There can be no more alibis.
This is not just a bad cycle or a string of bad luck or some unfortunate bounces of the football.
High school football in Carroll County is terrible.
The recent beatings endured by the county's top team, South Carroll, accentuated the poor state of football in this county.
The Cavaliers have been trounced three straight weeks by Linganore, Thomas Johnson and Damascus. Suddenly, South Carroll is 4-4 and fighting for a winning season.
The other county schools have long since given up hopes of a winning season.
Through eight weeks and 32 games, Westminster (2-6), Francis Scott Key (2-6), Liberty (0-8) and North Carroll (0-8) have combined for four wins.
At this pace, the five county schools (8-32) might not match last year's 12-36 record.
So where did it all go wrong for football in this county?
To start with, Carroll County never was a hotbed of high school football. This is not western Pennsylvania, where youngsters grow up loving the game and living for Friday nights.
In this county, the top athletes usually spread themselves around from football to basketball to baseball or lacrosse. There is no total commitment to one sport.
In the small communities of Hampstead, Manchester, Taneytown, Eldersburg and Sykesville, soccer takes precedence over football.
There is much more of a soccer mentality than football mentality in these areas, robbing North Carroll, Francis Scott Key and Liberty of potential football stars every year.
That mentality won't change.
North Carroll's standout running back Chris Boog pointed out another problem facing his school and some others in the county.
"The guys in school that are big don't care about football," Boog said.
For those youngsters, there are drag racing, stock car racing, fishing and hunting and weekend parties.
That mentality won't change in Carroll County.
What can change to make Carroll County respectable in football?
Only one thing can save football in this county.
That would be a large influx of families with football backgrounds from the Washington and Baltimore areas.
South Carroll has benefited a little from families moving to the rolling hills of Carroll County from Baltimore and Washington.
The Cavaliers' 6-foot-5, 280-pound offensive tackle Jamie Waltersdorff comes from good football stock.
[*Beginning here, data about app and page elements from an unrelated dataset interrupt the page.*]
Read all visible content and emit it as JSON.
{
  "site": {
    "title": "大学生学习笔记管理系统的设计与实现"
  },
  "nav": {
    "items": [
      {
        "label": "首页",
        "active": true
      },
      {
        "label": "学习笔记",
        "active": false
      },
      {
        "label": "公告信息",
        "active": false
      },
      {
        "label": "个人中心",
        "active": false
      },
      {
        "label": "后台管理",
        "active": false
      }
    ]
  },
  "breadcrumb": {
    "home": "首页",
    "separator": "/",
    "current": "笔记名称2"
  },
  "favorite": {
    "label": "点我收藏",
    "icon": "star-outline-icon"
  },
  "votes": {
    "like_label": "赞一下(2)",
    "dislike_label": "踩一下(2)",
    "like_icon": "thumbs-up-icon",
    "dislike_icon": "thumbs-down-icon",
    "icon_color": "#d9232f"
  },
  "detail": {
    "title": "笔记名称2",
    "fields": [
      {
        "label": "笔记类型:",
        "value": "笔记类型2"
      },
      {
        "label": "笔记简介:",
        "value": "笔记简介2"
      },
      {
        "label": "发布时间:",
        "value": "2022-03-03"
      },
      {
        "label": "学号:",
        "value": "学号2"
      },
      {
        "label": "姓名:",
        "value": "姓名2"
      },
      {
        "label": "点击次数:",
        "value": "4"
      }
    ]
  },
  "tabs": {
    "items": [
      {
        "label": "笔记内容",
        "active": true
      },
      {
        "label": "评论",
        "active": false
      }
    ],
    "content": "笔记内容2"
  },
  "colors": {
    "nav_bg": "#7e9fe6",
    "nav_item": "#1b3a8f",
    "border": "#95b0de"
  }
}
His uncle, Mike Fitzgerald, was a 6-3, 265-pound lineman for Lansdowne, and his brother-in-law, Dave Shade, was a 6-3, 265-pound force for Cardinal Gibbons.
But right now there just aren't enough Waltersdorffs to go around in the county and make the schools consistent winners.
There have been instances of county schools rising above the norm and having a good year or a strong two or three years.
That occurs when an outstanding coach, such as a Ken Parker, Guy Stull or Jim Head, gets just enough good football players to compete with the best from Baltimore, Howard, Montgomery and Frederick counties.
Parker, now an assistant at South Carroll after 26 years as head coach, had several good runs at South Carroll.
Stull and Head each turned the trick at Westminster, making the Owls good enough to beat the Woodlawns and Thomas Johnsons and make an impact at the top 4A level.
But those good coaches have grown tired of the grind and the top-notch football players have graduated, leaving the county mostly barren of football success.
Fortunately, basketball practice begins soon.